The Death on the High Seas Act was passed by Congress in 1920 as a way for families to receive damages for seamen killed in international waters. The initial law limited damages to spouses, children and dependent family members of the deceased seaman. The act has been amended over the years and now encompasses spouses, children, parents and dependent family members.
Certain criteria must be met in order for family members to receive compensation. First, evidence must be present to indicate that a wrongful death is a direct result from negligence. Next, the maritime accident must occur 3 or more miles beyond United States shores. This includes shores of any United States state, territory, dependency or the District of Columbia.
The act includes any maritime accident that results in wrongful death, such as vessel sinking, cruise-ship accidents or recreational vehicle accidents. Damages are limited to pecuniary damages. Survivors are not eligible for damages associated with loss of love and affection or loss of society.
The Death on the High Seas Act has also been amended to cover deaths that result from airline accidents occurring over open water that lies beyond a 12 nautical mile territorial limit of US coast lines. Legal cases are filed against the liable person, vessel or corporation responsible for the resulting death.
Maritime law offers protection for seamen, sailors, passengers, and merchant marines. There are many laws that are similar to the Death on the High Seas Act, such as the Jones Act and the Long Shore and Harbor Workers’ Compensation Act. These acts can cause confusion among people who are not well-versed in maritime law.
As a result, many relatives find it helpful to seek the services of a lawyer with extensive knowledge of maritime law.
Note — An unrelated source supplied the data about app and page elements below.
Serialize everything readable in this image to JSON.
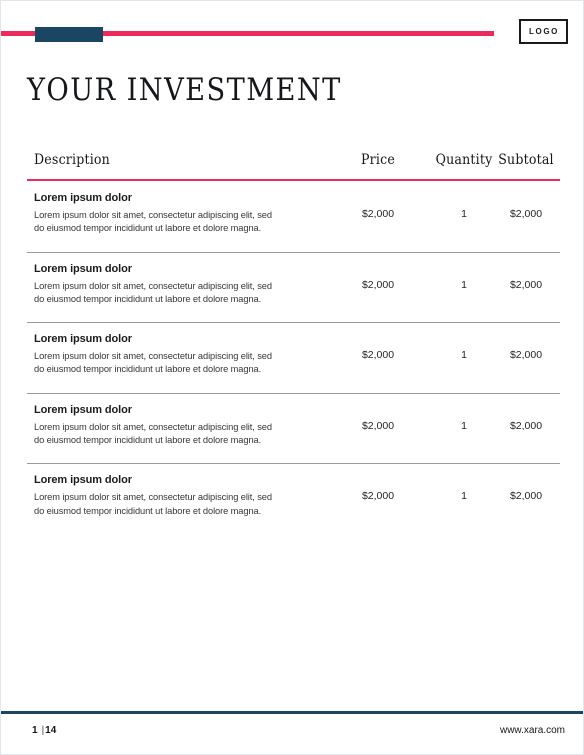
{
  "header": {
    "logo_label": "LOGO",
    "accent_line_color": "#ec2b5b",
    "block_color": "#1a4663"
  },
  "title": "YOUR INVESTMENT",
  "table": {
    "columns": {
      "description": "Description",
      "price": "Price",
      "quantity": "Quantity",
      "subtotal": "Subtotal"
    },
    "header_rule_color": "#ec2b5b",
    "row_separator_color": "#9a9a9a",
    "rows": [
      {
        "title": "Lorem ipsum dolor",
        "body": "Lorem ipsum dolor sit amet, consectetur adipiscing elit, sed do eiusmod tempor incididunt ut labore et dolore magna.",
        "price": "$2,000",
        "quantity": "1",
        "subtotal": "$2,000"
      },
      {
        "title": "Lorem ipsum dolor",
        "body": "Lorem ipsum dolor sit amet, consectetur adipiscing elit, sed do eiusmod tempor incididunt ut labore et dolore magna.",
        "price": "$2,000",
        "quantity": "1",
        "subtotal": "$2,000"
      },
      {
        "title": "Lorem ipsum dolor",
        "body": "Lorem ipsum dolor sit amet, consectetur adipiscing elit, sed do eiusmod tempor incididunt ut labore et dolore magna.",
        "price": "$2,000",
        "quantity": "1",
        "subtotal": "$2,000"
      },
      {
        "title": "Lorem ipsum dolor",
        "body": "Lorem ipsum dolor sit amet, consectetur adipiscing elit, sed do eiusmod tempor incididunt ut labore et dolore magna.",
        "price": "$2,000",
        "quantity": "1",
        "subtotal": "$2,000"
      },
      {
        "title": "Lorem ipsum dolor",
        "body": "Lorem ipsum dolor sit amet, consectetur adipiscing elit, sed do eiusmod tempor incididunt ut labore et dolore magna.",
        "price": "$2,000",
        "quantity": "1",
        "subtotal": "$2,000"
      }
    ]
  },
  "footer": {
    "page_number": "1",
    "page_separator": "|",
    "page_total": "14",
    "website": "www.xara.com",
    "rule_color": "#1a4663"
  }
}
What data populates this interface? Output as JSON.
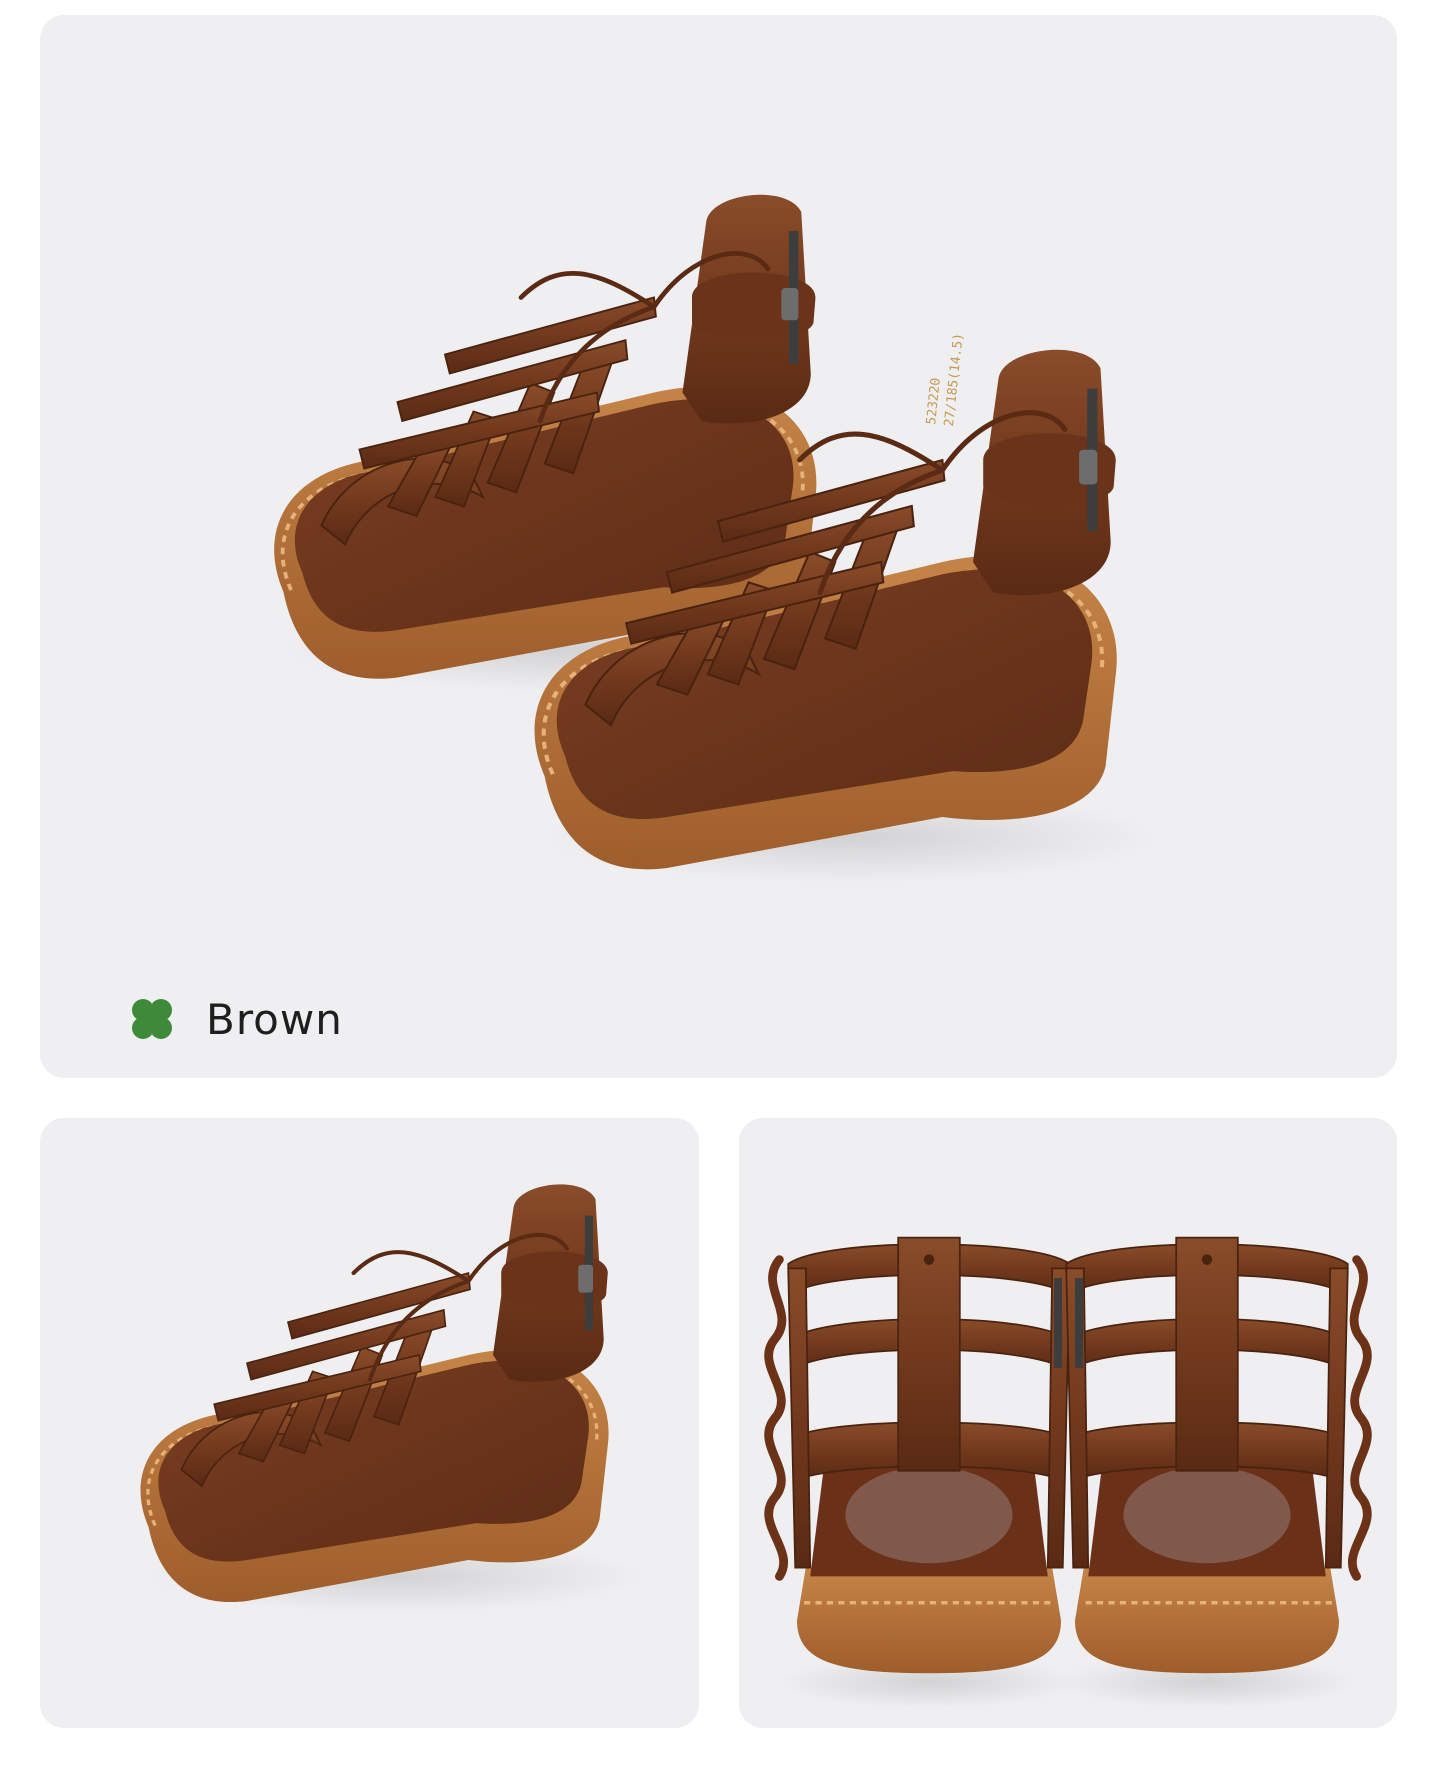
{
  "colorway": {
    "name": "Brown",
    "icon": "clover-icon",
    "icon_color": "#3f8a3a"
  },
  "photos": [
    {
      "view": "pair-angled"
    },
    {
      "view": "single-side"
    },
    {
      "view": "pair-rear"
    }
  ],
  "shoe_label": {
    "line1": "523220",
    "line2": "27/185(14.5)"
  },
  "colors": {
    "panel_bg": "#efeff1",
    "leather": "#7a3f22",
    "sole": "#b06d37"
  }
}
These professionals are often invaluable to family members seeking compensation for the loss of a loved one on the high seas.